DATA TO PROCESS —
··········
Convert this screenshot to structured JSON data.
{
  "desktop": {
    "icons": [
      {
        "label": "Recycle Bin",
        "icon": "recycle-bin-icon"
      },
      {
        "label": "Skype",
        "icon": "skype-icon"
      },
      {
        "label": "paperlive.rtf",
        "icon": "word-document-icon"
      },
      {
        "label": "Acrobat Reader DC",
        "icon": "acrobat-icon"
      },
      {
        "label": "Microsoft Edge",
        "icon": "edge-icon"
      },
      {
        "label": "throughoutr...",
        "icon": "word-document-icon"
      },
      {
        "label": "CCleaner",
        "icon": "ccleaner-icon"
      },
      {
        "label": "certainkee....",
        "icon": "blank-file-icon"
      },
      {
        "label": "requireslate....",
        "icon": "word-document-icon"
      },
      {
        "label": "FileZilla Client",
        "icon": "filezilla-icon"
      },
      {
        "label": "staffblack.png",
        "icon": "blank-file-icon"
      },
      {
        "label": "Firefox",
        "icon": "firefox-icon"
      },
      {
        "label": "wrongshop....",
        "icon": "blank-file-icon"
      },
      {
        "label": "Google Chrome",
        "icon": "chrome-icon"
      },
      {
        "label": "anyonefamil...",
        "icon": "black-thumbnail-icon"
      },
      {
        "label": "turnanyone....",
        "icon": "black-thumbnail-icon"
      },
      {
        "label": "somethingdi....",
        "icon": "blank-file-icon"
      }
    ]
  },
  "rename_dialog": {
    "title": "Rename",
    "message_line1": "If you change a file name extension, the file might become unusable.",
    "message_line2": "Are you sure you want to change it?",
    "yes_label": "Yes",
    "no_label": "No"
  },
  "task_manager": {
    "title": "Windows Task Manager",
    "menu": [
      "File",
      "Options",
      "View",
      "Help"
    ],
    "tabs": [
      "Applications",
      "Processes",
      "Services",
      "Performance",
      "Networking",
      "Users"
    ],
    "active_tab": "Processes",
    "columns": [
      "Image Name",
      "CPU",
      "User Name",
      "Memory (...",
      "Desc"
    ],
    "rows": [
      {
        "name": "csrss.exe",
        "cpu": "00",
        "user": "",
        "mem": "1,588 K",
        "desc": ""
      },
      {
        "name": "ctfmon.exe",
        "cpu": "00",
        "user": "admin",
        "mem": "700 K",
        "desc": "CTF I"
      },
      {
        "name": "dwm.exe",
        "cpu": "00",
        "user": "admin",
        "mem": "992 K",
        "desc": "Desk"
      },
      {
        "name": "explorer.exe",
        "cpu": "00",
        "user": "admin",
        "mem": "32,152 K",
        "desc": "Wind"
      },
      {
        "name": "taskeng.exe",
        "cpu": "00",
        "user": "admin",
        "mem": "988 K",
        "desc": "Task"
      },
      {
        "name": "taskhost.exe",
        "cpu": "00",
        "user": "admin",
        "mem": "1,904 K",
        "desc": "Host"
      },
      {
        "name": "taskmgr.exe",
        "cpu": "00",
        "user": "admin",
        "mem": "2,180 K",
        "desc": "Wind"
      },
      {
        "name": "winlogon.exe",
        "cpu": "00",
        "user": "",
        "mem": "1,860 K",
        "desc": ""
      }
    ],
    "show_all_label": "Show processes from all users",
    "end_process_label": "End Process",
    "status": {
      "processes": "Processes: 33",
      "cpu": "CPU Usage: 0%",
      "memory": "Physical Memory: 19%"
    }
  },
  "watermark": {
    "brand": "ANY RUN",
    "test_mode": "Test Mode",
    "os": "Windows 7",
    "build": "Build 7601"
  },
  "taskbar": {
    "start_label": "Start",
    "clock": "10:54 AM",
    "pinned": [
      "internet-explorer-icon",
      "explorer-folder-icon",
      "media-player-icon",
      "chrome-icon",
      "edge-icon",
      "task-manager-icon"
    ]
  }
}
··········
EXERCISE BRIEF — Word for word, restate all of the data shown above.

WRITTEN ANSWER —
Convert this screenshot to structured JSON data.
{
  "desktop": {
    "icons": [
      {
        "label": "Recycle Bin",
        "icon": "recycle-bin-icon"
      },
      {
        "label": "Skype",
        "icon": "skype-icon"
      },
      {
        "label": "paperlive.rtf",
        "icon": "word-document-icon"
      },
      {
        "label": "Acrobat Reader DC",
        "icon": "acrobat-icon"
      },
      {
        "label": "Microsoft Edge",
        "icon": "edge-icon"
      },
      {
        "label": "throughoutr...",
        "icon": "word-document-icon"
      },
      {
        "label": "CCleaner",
        "icon": "ccleaner-icon"
      },
      {
        "label": "certainkee....",
        "icon": "blank-file-icon"
      },
      {
        "label": "requireslate....",
        "icon": "word-document-icon"
      },
      {
        "label": "FileZilla Client",
        "icon": "filezilla-icon"
      },
      {
        "label": "staffblack.png",
        "icon": "blank-file-icon"
      },
      {
        "label": "Firefox",
        "icon": "firefox-icon"
      },
      {
        "label": "wrongshop....",
        "icon": "blank-file-icon"
      },
      {
        "label": "Google Chrome",
        "icon": "chrome-icon"
      },
      {
        "label": "anyonefamil...",
        "icon": "black-thumbnail-icon"
      },
      {
        "label": "turnanyone....",
        "icon": "black-thumbnail-icon"
      },
      {
        "label": "somethingdi....",
        "icon": "blank-file-icon"
      }
    ]
  },
  "rename_dialog": {
    "title": "Rename",
    "message_line1": "If you change a file name extension, the file might become unusable.",
    "message_line2": "Are you sure you want to change it?",
    "yes_label": "Yes",
    "no_label": "No"
  },
  "task_manager": {
    "title": "Windows Task Manager",
    "menu": [
      "File",
      "Options",
      "View",
      "Help"
    ],
    "tabs": [
      "Applications",
      "Processes",
      "Services",
      "Performance",
      "Networking",
      "Users"
    ],
    "active_tab": "Processes",
    "columns": [
      "Image Name",
      "CPU",
      "User Name",
      "Memory (...",
      "Desc"
    ],
    "rows": [
      {
        "name": "csrss.exe",
        "cpu": "00",
        "user": "",
        "mem": "1,588 K",
        "desc": ""
      },
      {
        "name": "ctfmon.exe",
        "cpu": "00",
        "user": "admin",
        "mem": "700 K",
        "desc": "CTF I"
      },
      {
        "name": "dwm.exe",
        "cpu": "00",
        "user": "admin",
        "mem": "992 K",
        "desc": "Desk"
      },
      {
        "name": "explorer.exe",
        "cpu": "00",
        "user": "admin",
        "mem": "32,152 K",
        "desc": "Wind"
      },
      {
        "name": "taskeng.exe",
        "cpu": "00",
        "user": "admin",
        "mem": "988 K",
        "desc": "Task"
      },
      {
        "name": "taskhost.exe",
        "cpu": "00",
        "user": "admin",
        "mem": "1,904 K",
        "desc": "Host"
      },
      {
        "name": "taskmgr.exe",
        "cpu": "00",
        "user": "admin",
        "mem": "2,180 K",
        "desc": "Wind"
      },
      {
        "name": "winlogon.exe",
        "cpu": "00",
        "user": "",
        "mem": "1,860 K",
        "desc": ""
      }
    ],
    "show_all_label": "Show processes from all users",
    "end_process_label": "End Process",
    "status": {
      "processes": "Processes: 33",
      "cpu": "CPU Usage: 0%",
      "memory": "Physical Memory: 19%"
    }
  },
  "watermark": {
    "brand": "ANY RUN",
    "test_mode": "Test Mode",
    "os": "Windows 7",
    "build": "Build 7601"
  },
  "taskbar": {
    "start_label": "Start",
    "clock": "10:54 AM",
    "pinned": [
      "internet-explorer-icon",
      "explorer-folder-icon",
      "media-player-icon",
      "chrome-icon",
      "edge-icon",
      "task-manager-icon"
    ]
  }
}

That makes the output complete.